[Problem to work on] Lines from the records below that contain the word "price" are to be copied out.

[Provided records]
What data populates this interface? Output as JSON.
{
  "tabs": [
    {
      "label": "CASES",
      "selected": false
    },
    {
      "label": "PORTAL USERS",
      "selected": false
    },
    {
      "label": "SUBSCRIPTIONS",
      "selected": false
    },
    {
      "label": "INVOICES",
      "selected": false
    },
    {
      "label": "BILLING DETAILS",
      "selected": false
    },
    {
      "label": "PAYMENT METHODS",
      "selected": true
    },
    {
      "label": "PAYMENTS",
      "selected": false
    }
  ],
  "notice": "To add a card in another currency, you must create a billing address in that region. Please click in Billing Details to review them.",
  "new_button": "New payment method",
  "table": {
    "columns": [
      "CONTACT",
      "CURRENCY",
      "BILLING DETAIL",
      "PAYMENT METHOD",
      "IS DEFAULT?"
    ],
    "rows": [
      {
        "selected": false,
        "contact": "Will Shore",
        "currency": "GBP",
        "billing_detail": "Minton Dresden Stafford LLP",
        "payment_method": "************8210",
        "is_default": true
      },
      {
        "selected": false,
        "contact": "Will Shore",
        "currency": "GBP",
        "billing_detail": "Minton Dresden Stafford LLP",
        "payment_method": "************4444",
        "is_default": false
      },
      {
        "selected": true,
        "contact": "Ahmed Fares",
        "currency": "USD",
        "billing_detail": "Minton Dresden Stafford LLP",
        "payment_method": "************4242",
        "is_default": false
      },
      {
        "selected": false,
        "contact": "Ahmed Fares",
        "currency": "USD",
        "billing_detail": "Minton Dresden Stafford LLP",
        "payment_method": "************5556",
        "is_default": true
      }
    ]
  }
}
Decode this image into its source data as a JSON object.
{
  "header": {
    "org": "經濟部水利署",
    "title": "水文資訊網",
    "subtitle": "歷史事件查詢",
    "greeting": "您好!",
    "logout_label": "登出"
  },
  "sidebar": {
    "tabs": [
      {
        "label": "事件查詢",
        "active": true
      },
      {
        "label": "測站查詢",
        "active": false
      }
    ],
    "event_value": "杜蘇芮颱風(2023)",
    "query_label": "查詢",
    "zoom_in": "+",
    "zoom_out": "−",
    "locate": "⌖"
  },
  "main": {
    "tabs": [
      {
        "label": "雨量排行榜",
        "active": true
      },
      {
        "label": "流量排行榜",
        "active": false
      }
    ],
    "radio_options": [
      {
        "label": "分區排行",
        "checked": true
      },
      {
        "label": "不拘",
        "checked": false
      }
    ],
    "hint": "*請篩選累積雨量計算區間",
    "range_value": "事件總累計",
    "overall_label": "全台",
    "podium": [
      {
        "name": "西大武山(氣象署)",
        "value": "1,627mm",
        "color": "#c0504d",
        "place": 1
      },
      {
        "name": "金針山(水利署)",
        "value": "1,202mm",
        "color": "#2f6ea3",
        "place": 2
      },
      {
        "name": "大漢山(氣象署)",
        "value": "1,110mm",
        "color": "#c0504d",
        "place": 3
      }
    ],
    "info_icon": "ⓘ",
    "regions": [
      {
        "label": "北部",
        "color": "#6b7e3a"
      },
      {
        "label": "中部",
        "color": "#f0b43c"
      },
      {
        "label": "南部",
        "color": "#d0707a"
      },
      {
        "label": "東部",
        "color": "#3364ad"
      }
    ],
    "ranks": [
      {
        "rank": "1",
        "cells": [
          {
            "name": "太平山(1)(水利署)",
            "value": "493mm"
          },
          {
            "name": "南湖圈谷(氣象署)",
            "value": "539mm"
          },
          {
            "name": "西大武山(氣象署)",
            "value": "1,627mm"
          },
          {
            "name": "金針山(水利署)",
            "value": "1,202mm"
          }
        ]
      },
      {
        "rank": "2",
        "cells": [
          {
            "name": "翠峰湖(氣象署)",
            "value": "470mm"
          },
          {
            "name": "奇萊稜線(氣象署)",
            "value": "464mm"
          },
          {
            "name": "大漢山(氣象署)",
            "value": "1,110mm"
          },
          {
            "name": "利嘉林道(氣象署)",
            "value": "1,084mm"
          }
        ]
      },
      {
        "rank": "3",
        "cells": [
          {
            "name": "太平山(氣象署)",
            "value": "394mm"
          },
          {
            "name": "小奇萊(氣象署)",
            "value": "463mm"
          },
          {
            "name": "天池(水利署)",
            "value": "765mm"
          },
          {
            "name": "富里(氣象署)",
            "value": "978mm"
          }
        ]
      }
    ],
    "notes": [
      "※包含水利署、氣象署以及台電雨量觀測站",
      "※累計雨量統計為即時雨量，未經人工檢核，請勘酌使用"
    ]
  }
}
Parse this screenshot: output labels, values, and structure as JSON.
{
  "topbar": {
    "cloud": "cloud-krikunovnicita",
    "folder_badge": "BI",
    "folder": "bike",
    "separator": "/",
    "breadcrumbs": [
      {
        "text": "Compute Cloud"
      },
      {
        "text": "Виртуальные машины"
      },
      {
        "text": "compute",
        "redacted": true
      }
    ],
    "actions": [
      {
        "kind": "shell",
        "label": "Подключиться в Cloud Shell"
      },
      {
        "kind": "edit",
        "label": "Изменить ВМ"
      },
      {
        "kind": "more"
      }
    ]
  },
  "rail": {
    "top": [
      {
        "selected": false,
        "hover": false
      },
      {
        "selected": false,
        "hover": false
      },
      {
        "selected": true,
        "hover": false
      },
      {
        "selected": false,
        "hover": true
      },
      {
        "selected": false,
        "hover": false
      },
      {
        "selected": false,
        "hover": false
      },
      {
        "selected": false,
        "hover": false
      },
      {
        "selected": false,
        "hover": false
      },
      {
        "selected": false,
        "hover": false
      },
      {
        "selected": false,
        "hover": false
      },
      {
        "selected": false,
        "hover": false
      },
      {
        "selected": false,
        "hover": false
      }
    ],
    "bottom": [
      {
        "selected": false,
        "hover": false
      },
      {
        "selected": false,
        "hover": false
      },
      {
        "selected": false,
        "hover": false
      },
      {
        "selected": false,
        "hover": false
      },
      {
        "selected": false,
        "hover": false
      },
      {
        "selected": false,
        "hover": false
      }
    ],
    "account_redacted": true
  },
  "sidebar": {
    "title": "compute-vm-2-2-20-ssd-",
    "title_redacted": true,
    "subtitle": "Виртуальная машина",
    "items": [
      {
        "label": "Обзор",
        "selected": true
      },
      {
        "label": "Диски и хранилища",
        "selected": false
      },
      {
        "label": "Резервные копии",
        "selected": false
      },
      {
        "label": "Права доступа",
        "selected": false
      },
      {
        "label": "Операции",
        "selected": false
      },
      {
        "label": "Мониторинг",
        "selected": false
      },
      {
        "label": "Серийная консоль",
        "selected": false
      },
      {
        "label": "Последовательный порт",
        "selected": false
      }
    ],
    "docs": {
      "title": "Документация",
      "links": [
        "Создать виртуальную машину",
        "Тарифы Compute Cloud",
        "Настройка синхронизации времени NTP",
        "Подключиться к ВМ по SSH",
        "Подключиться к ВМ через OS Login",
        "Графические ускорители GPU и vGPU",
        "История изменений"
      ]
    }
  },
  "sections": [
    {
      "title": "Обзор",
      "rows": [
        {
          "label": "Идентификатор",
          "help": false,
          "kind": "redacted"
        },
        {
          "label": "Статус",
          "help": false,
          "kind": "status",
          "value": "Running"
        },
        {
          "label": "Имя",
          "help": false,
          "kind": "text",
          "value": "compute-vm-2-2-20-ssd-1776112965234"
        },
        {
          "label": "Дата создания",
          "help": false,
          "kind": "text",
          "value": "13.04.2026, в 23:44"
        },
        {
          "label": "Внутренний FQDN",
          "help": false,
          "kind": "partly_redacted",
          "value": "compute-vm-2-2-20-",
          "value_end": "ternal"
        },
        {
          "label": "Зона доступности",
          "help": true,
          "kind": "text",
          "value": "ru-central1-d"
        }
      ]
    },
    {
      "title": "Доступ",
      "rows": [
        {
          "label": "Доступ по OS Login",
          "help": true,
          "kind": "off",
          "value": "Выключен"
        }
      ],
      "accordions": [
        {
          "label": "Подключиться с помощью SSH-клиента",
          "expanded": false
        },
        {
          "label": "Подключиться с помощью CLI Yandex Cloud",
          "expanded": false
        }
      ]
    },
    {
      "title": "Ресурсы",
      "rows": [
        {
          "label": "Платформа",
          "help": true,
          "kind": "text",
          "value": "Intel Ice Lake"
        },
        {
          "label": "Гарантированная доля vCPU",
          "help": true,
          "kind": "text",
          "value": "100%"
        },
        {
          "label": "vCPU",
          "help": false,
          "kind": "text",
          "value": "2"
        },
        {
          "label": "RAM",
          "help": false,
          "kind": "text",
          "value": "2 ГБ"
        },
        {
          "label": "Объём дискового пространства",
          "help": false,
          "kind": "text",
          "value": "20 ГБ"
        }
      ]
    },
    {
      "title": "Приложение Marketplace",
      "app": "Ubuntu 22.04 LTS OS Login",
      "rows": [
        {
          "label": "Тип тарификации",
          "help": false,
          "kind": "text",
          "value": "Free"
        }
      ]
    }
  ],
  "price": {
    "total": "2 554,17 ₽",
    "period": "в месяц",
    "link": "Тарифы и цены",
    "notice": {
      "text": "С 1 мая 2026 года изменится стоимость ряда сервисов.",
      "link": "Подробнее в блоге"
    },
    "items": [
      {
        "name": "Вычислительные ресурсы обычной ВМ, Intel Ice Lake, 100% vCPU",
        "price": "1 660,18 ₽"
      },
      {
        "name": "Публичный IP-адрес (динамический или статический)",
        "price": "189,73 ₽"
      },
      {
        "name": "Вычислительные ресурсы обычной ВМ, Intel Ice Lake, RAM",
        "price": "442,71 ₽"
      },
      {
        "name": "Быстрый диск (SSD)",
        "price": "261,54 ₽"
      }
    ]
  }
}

[Exercise solution]
  "price": {
        "price": "1 660,18 ₽"
        "price": "189,73 ₽"
        "price": "442,71 ₽"
        "price": "261,54 ₽"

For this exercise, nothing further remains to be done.